Paul Mockapetris: “It was created to let people use names for anything. But we had to figure out how to organize the distribution of domain names and how to ensure the system could accommodate diversity without unnecessary restriction.”
The DNS was created in 1983 and became one of the original Internet Standards in 1986 (After the creation of the Internet Engineering Task Force IETF). The two documents that marked the start are RFC 1034 and RFC 1035. They describe the whole protocol functionality and include data types that it can carry.
The DNS has seen various upgrades during its life. The first major one was the introduction of the NOTIFY mechanisms and Incremental Zone Transfer IXFR. Now the servers were able to update dynamically. With the NOTIFY, the master server can “say” to the slave servers that it has an update that it must share. Before, the slaves needed to check periodically. And the second IXFR, now those slaves servers, didn’t need to update the whole zone file, they could update just the changes.
Another worth mentioning update was the extra level of security – DNSSEC. It is a security extension, on top of the DNS that protects the users from DNS poison attacks. The paper on the latest DNSSEC protocol was published in 2005. It is not flawless, but it definitely worth using for the experience of your website’s users.
So, this was the DNS history, in a brief. A technology that is more than 30 years old that we can’t live without.

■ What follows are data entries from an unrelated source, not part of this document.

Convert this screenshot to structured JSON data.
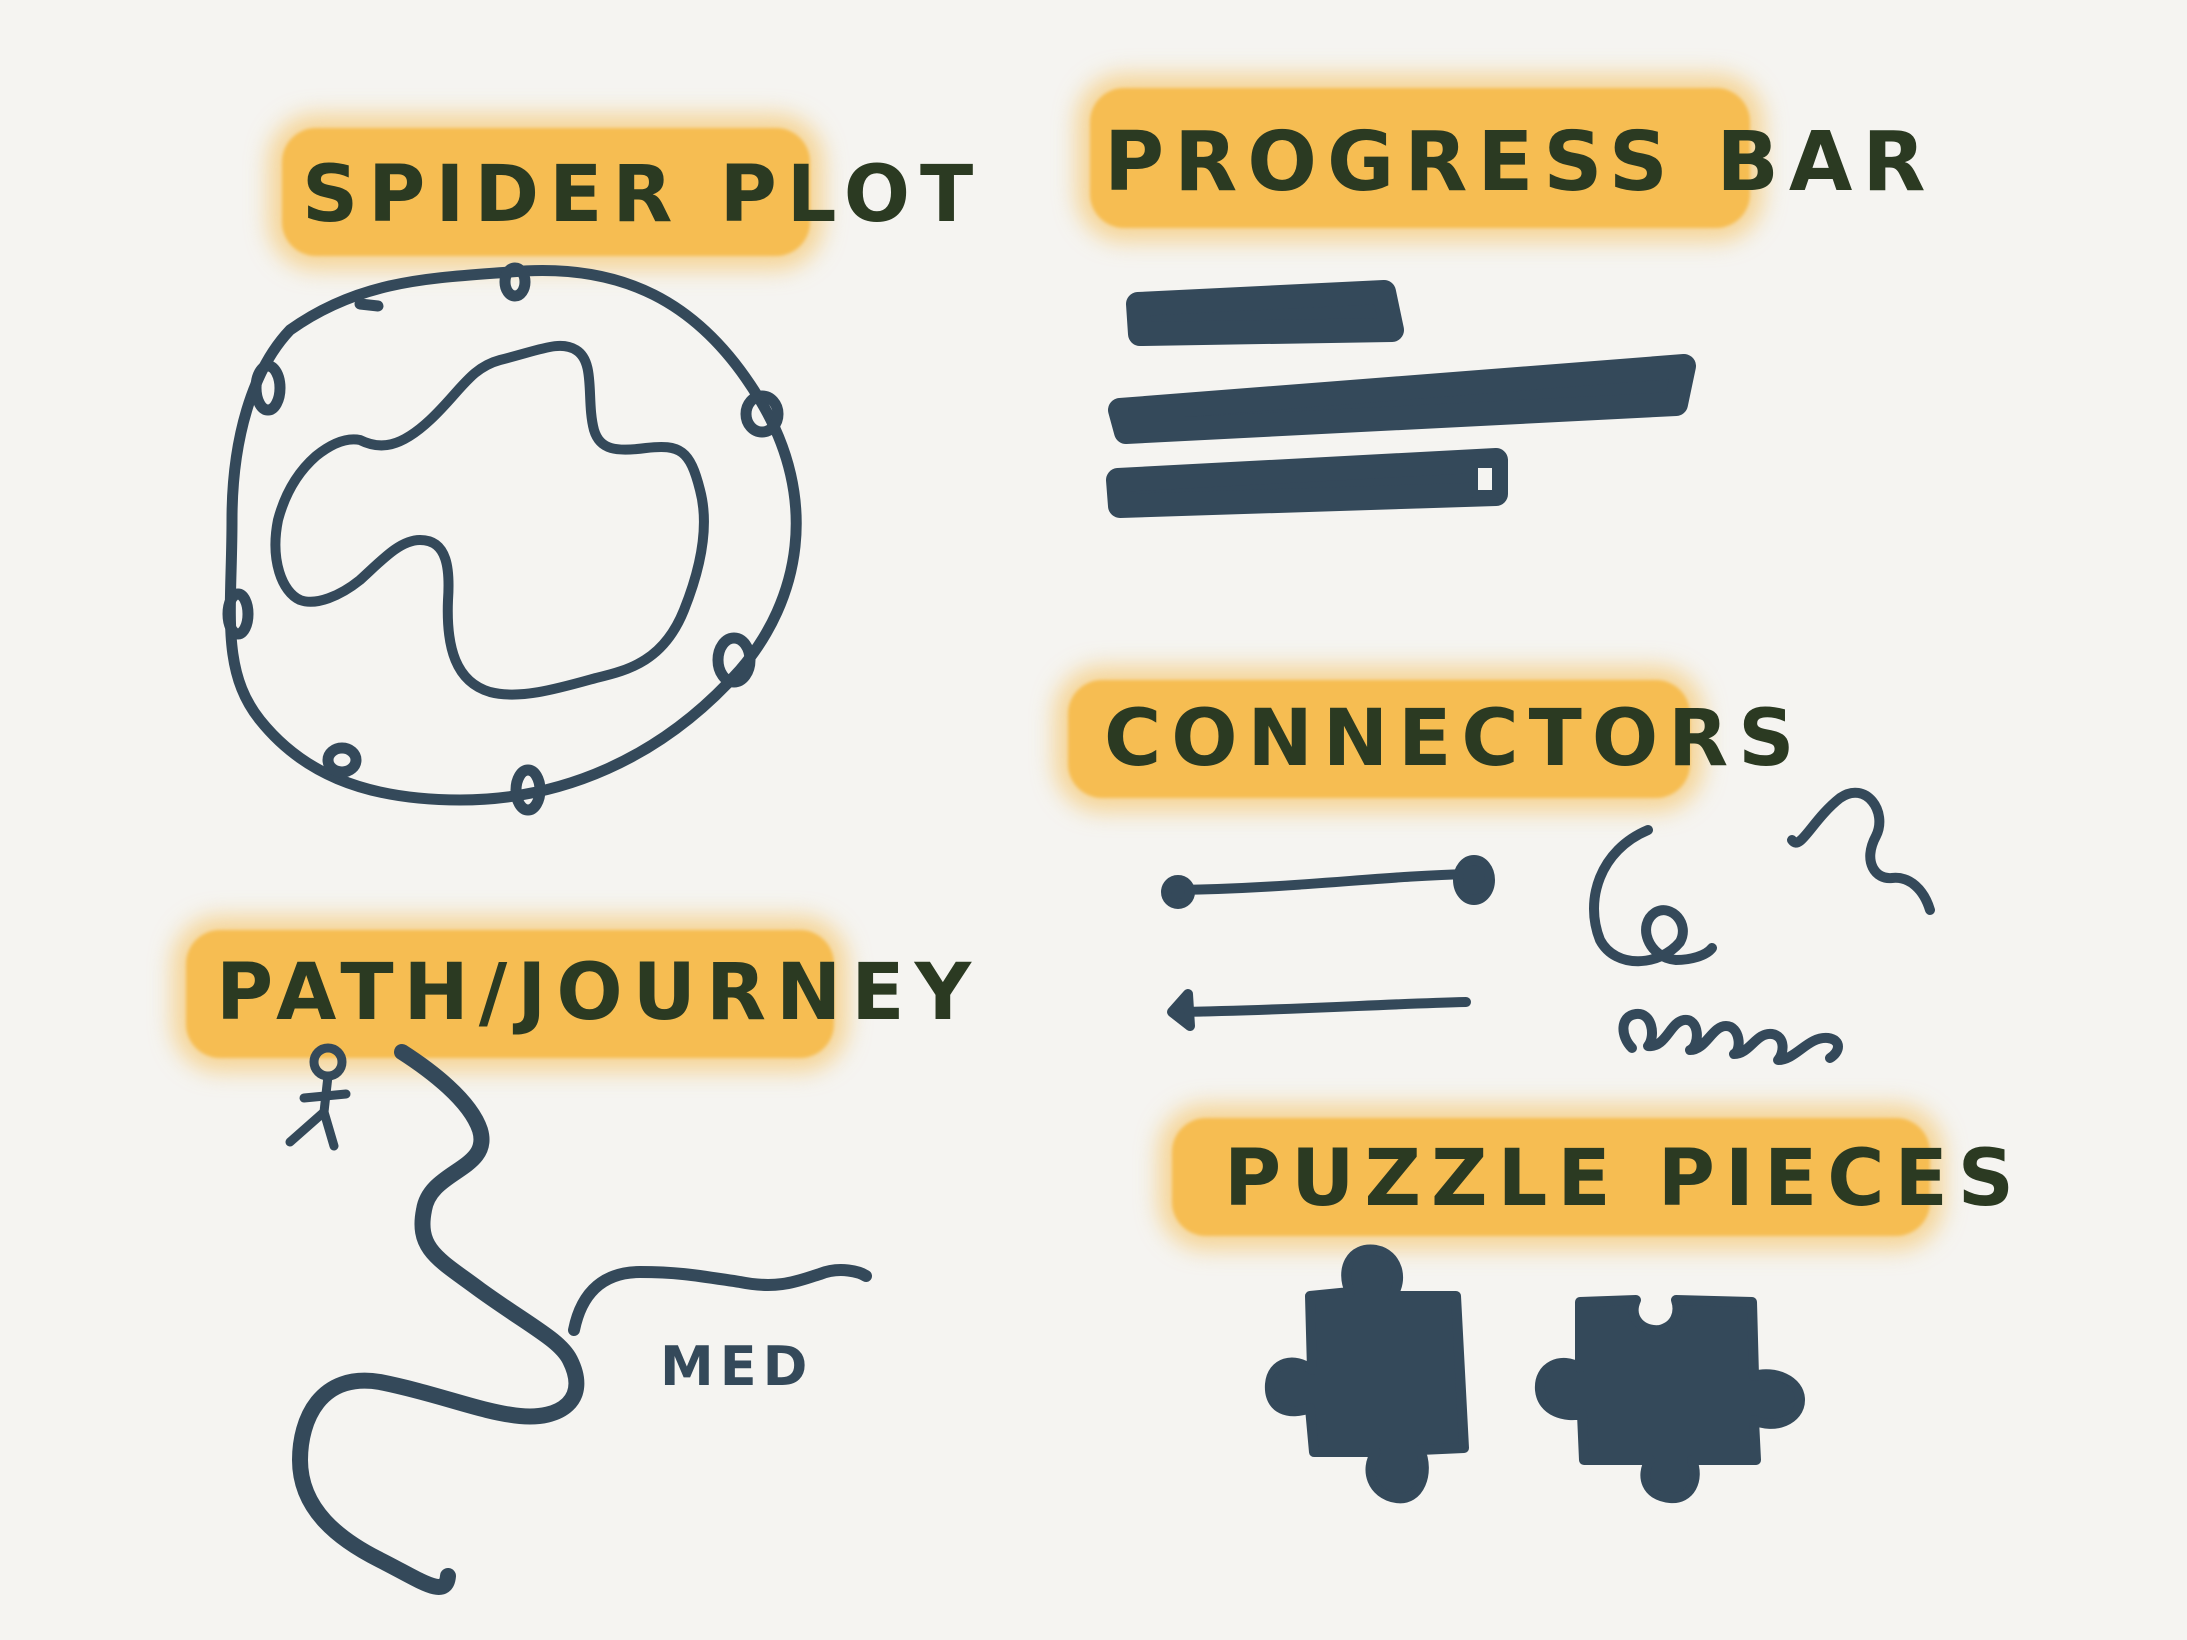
{
  "labels": {
    "spider_plot": "SPIDER PLOT",
    "progress_bar": "PROGRESS BAR",
    "connectors": "CONNECTORS",
    "path_journey": "PATH/JOURNEY",
    "puzzle_pieces": "PUZZLE PIECES"
  },
  "annotations": {
    "path_marker": "MED"
  },
  "progress_bars": [
    {
      "fill": 1.0
    },
    {
      "fill": 1.0
    },
    {
      "fill": 1.0
    }
  ],
  "colors": {
    "background": "#f5f4f1",
    "ink": "#34495a",
    "highlight": "#f6bd52",
    "label_text": "#2b3a22"
  },
  "icons": [
    "stick-figure-icon",
    "puzzle-piece-icon",
    "spiral-connector-icon",
    "squiggle-connector-icon",
    "loop-connector-icon"
  ]
}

It will continue to improve and provide us an excellent experience all across the Internet.